Post-treatment care for breast cancer survivors must be personalized to address each survivor’s unique experiences, according to a study presented at the ESMO Breast Cancer Virtual Congress 2021. Women in the low- and intermediate-burden subgroups had symptom scores better or equal to the average Dutch woman but many in the high-burden subgroup were significantly worse than average for all 11 symptoms evaluated.1
The low subgroup reported a lower symptom burden compared to the general population. The intermediate subgroup experienced burden similar to the general population, although scores for fatigue, insomnia, and cognitive symptoms were slightly worse.
Symptom burden in the high subgroup was significantly than the general population. Compared with the intermediate subgroup, patients in the high burden group were more likely to have at least 1 comorbidity (relative risk ratio (RRR), 2.75; 95% CI, 1.22-6.19; P = .015) and more likely to have multiple comorbidities (RRR, 9.19; 95% CI; 3.70-22.8; P <.001).
“I was pleasantly surprised to find that so many survivors were doing as well or even better than the average Dutch woman,” lead author Kelly de Ligt, PhD, from the Netherlands Cancer Institute in Amsterdam, said in a news release.
de Ligt added that the findings in the high-burden subgroup were alarming. “This was the smallest group, only 15% of our population, but nonetheless, 1 in 6 women in our study had worse scores than the general population for all symptoms. The differences, ranging between 15 and 20 percentage points, were large enough to be considered not just statistically significant, but clinically relevant as well.”
More and more women are living longer following a diagnosis of breast cancer. The 10-year survival rate is greater than 70% in Europe and 84% for non-metastatic invasive disease in the United States.2,3 Quality of life is extremely important for these patients and de Ligt said these findings confirm the necessity for personalized approaches to the follow-up of cancer patients, some of whom still require special attention as long as 5 years after diagnosis.

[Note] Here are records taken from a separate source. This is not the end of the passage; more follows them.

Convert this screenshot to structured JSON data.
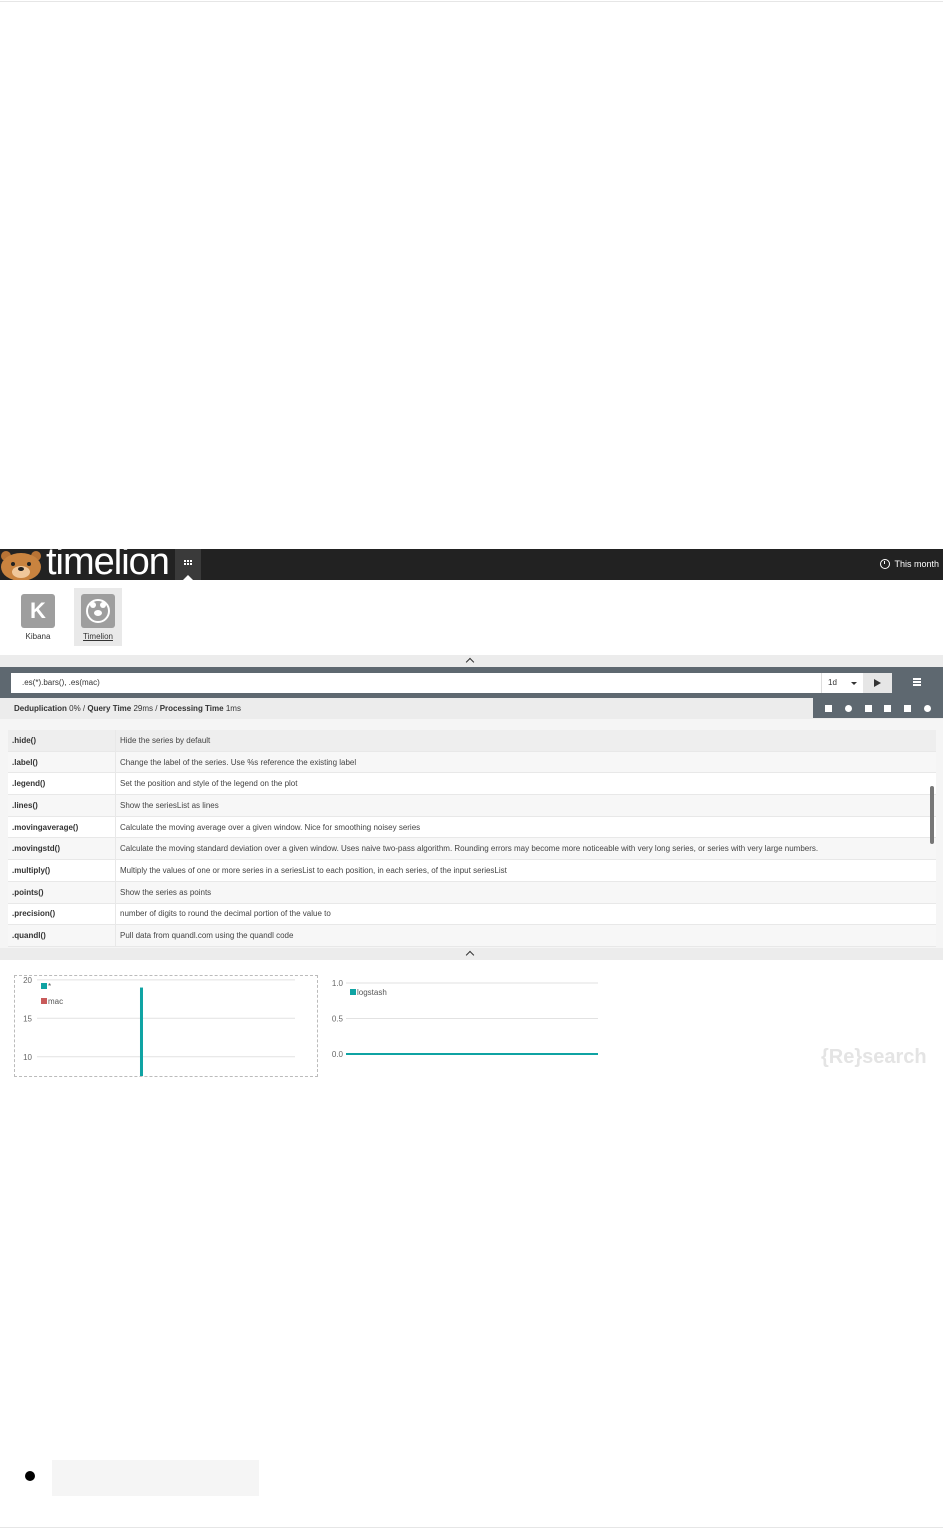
{
  "nav": {
    "brand": "timelion",
    "timepicker_label": "This month"
  },
  "app_drawer": {
    "apps": [
      {
        "label": "Kibana",
        "letter": "K"
      },
      {
        "label": "Timelion"
      }
    ]
  },
  "query": {
    "expression": ".es(*).bars(), .es(mac)",
    "interval": "1d"
  },
  "stats": {
    "dedup_label": "Deduplication",
    "dedup_value": "0%",
    "query_time_label": "Query Time",
    "query_time_value": "29ms",
    "processing_label": "Processing Time",
    "processing_value": "1ms"
  },
  "docs": {
    "rows": [
      {
        "fn": ".hide()",
        "desc": "Hide the series by default"
      },
      {
        "fn": ".label()",
        "desc": "Change the label of the series. Use %s reference the existing label"
      },
      {
        "fn": ".legend()",
        "desc": "Set the position and style of the legend on the plot"
      },
      {
        "fn": ".lines()",
        "desc": "Show the seriesList as lines"
      },
      {
        "fn": ".movingaverage()",
        "desc": "Calculate the moving average over a given window. Nice for smoothing noisey series"
      },
      {
        "fn": ".movingstd()",
        "desc": "Calculate the moving standard deviation over a given window. Uses naive two-pass algorithm. Rounding errors may become more noticeable with very long series, or series with very large numbers."
      },
      {
        "fn": ".multiply()",
        "desc": "Multiply the values of one or more series in a seriesList to each position, in each series, of the input seriesList"
      },
      {
        "fn": ".points()",
        "desc": "Show the series as points"
      },
      {
        "fn": ".precision()",
        "desc": "number of digits to round the decimal portion of the value to"
      },
      {
        "fn": ".quandl()",
        "desc": "Pull data from quandl.com using the quandl code"
      }
    ]
  },
  "chart_data": [
    {
      "type": "bar",
      "yticks": [
        10,
        15,
        20
      ],
      "ylim": [
        7.5,
        20.5
      ],
      "grid": true,
      "legend_position": "top-left",
      "series": [
        {
          "name": "*",
          "color": "#0fa3a3",
          "bars": [
            {
              "x_frac": 0.405,
              "value": 19
            }
          ]
        },
        {
          "name": "mac",
          "color": "#c85a5a",
          "bars": []
        }
      ]
    },
    {
      "type": "line",
      "yticks": [
        0.0,
        0.5,
        1.0
      ],
      "ylim": [
        0,
        1
      ],
      "grid": true,
      "legend_position": "top-left",
      "series": [
        {
          "name": "logstash",
          "color": "#0fa3a3",
          "values": [
            0,
            0
          ]
        }
      ]
    }
  ],
  "watermark": "{Re}search"
}
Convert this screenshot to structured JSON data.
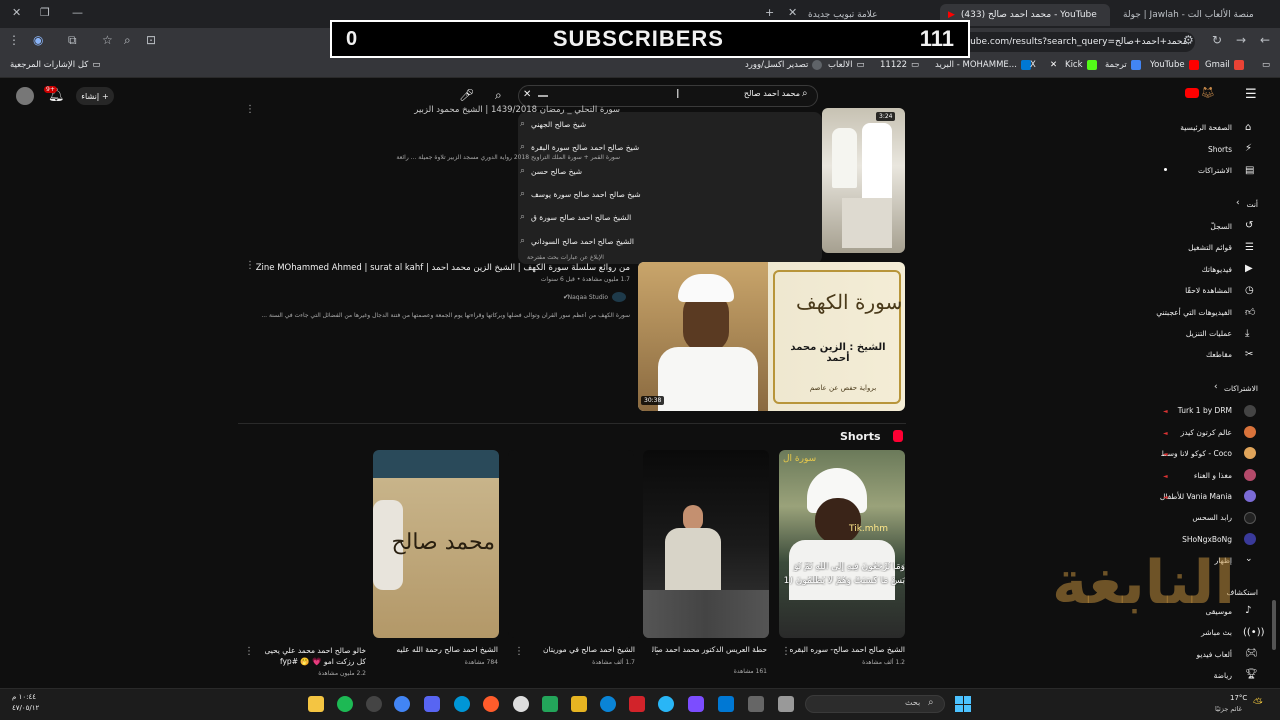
{
  "browser": {
    "tabs": [
      {
        "label": "جولة | Jawlah - منصة الألعاب الت",
        "active": false
      },
      {
        "label": "(433) محمد احمد صالح - YouTube",
        "active": true
      },
      {
        "label": "علامة تبويب جديدة",
        "active": false
      }
    ],
    "url": "youtube.com/results?search_query=محمد+احمد+صالح",
    "bookmarks": [
      "Gmail",
      "YouTube",
      "ترجمة",
      "Kick",
      "X",
      "البريد - MOHAMME...",
      "11122",
      "الالعاب",
      "تصدير اكسل/وورد",
      "كل الإشارات المرجعية"
    ]
  },
  "overlay": {
    "left": "0",
    "label": "SUBSCRIBERS",
    "right": "111"
  },
  "youtube": {
    "create_label": "إنشاء",
    "notif_count": "9+",
    "search": {
      "value": "محمد احمد صالح",
      "suggestions": [
        "شيخ صالح الجهني",
        "شيخ صالح احمد صالح سورة البقرة",
        "شيخ صالح حسن",
        "شيخ صالح احمد صالح سورة يوسف",
        "الشيخ صالح احمد صالح سورة ق",
        "الشيخ صالح احمد صالح السوداني"
      ],
      "report": "الإبلاغ عن عبارات بحث مقترحة"
    },
    "sidebar": {
      "main": [
        "الصفحة الرئيسية",
        "Shorts",
        "الاشتراكات"
      ],
      "you_header": "أنت",
      "you": [
        "السجلّ",
        "قوائم التشغيل",
        "فيديوهاتك",
        "المشاهدة لاحقًا",
        "الفيديوهات التي أعجبتني",
        "عمليات التنزيل",
        "مقاطعك"
      ],
      "subs_header": "الاشتراكات",
      "subs": [
        "Turk 1 by DRM",
        "عالم كرتون كيدز",
        "Coco - كوكو لانا وسط",
        "مغذا و الغناء",
        "Vania Mania للأطفال",
        "رابد السحس",
        "SHoNgxBoNg",
        "إظهار"
      ],
      "explore_header": "استكشاف",
      "explore": [
        "موسيقى",
        "بث مباشر",
        "ألعاب فيديو",
        "رياضة"
      ]
    },
    "results": [
      {
        "title": "من روائع سلسلة سورة الكهف | الشيخ الزين محمد أحمد | Al Zine MOhammed Ahmed | surat al kahf",
        "meta": "1.7 مليون مشاهدة • قبل 6 سنوات",
        "channel": "Naqaa Studio",
        "desc": "سورة الكهف من أعظم سور القرآن وتوالى فضلها وبركاتها وقراءتها يوم الجمعة وعصمتها من فتنة الدجال وغيرها من الفضائل التي جاءت في السنة ...",
        "duration": "30:38",
        "thumb_text": "سورة الكهف",
        "thumb_sub": "الشيخ : الزين محمد أحمد",
        "thumb_foot": "برواية حفص عن عاصم"
      }
    ],
    "top_partial": {
      "title": "سورة التحلي _ رمضان 1439/2018 | الشيخ محمود الزبير",
      "desc": "سورة القمر + سورة الملك التراويح 2018 رواية الدوري مسجد الزبير تلاوة جميلة ... رائعة",
      "duration": "3:24"
    },
    "shorts_label": "Shorts",
    "shorts": [
      {
        "title": "الشيخ صالح احمد صالح- سوره البقره",
        "views": "1.2 ألف مشاهدة"
      },
      {
        "title": "حطة العريس الدكتور محمد احمد صالح اليمني",
        "views": "161 مشاهدة"
      },
      {
        "title": "الشيخ احمد صالح في موريتان",
        "views": "1.7 ألف مشاهدة"
      },
      {
        "title": "الشيخ احمد صالح رحمة الله عليه",
        "views": "784 مشاهدة"
      },
      {
        "title": "خالو صالح احمد محمد علي يحيى كل رزكت امو 💗 🤭 #fyp #اكسبلور ...",
        "views": "2.2 مليون مشاهدة"
      }
    ],
    "short_thumb_text": "محمد صالح",
    "short_overlay_text": "وَمَا تُرْجَعُونَ فِيهِ إِلَى اللَّهِ ثُمَّ تُوَ",
    "short_overlay_text2": "بَسْ مَا كَسَبَتْ وَهُمْ لَا يُظْلَمُونَ (1",
    "short_brand": "Tik.mhm",
    "short_corner": "سورة ال"
  },
  "watermark": "النابغة",
  "taskbar": {
    "search_placeholder": "بحث",
    "clock_time": "١٠:٤٤ م",
    "clock_date": "٤٧/٠٥/١٢",
    "weather_temp": "17°C",
    "weather_desc": "غائم جزئيًا"
  }
}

de Ligt and her colleagues surveyed 404 women who received surgery with or without adjuvant treatment for stage I to III breast cancer selected from the Netherlands Cancer Registry. Participants were 1 to 5 years postdiagnosis and compared with a representative sample of 1300 women from the general population.
Investigators assessed participants for fatigue, nausea, pain, dyspnea, insomnia, appetite, constipation, diarrhea, financial burden, and emotional and cognitive symptoms on a scale 0-100 through the EORTC-QLQ-C30. Participants were then segregated into low- (28.7%), intermediate- (55.4%), and high-burden groups (14.6%) based on their responses.
de Ligt and her team also determined that patients with comorbidities such as heart disease and diabetes were more likely to experience a high symptom burden. de Ligt said the association was so strong that investigators could not connect the level of symptom burden with the type of therapy received.
“Future research should attempt to measure patients’ health-related quality of life through Patient Reported Outcome Measures (PROMs) before the start of treatment for breast cancer and afterwards to allow us to measure the effect of the therapy,” she said.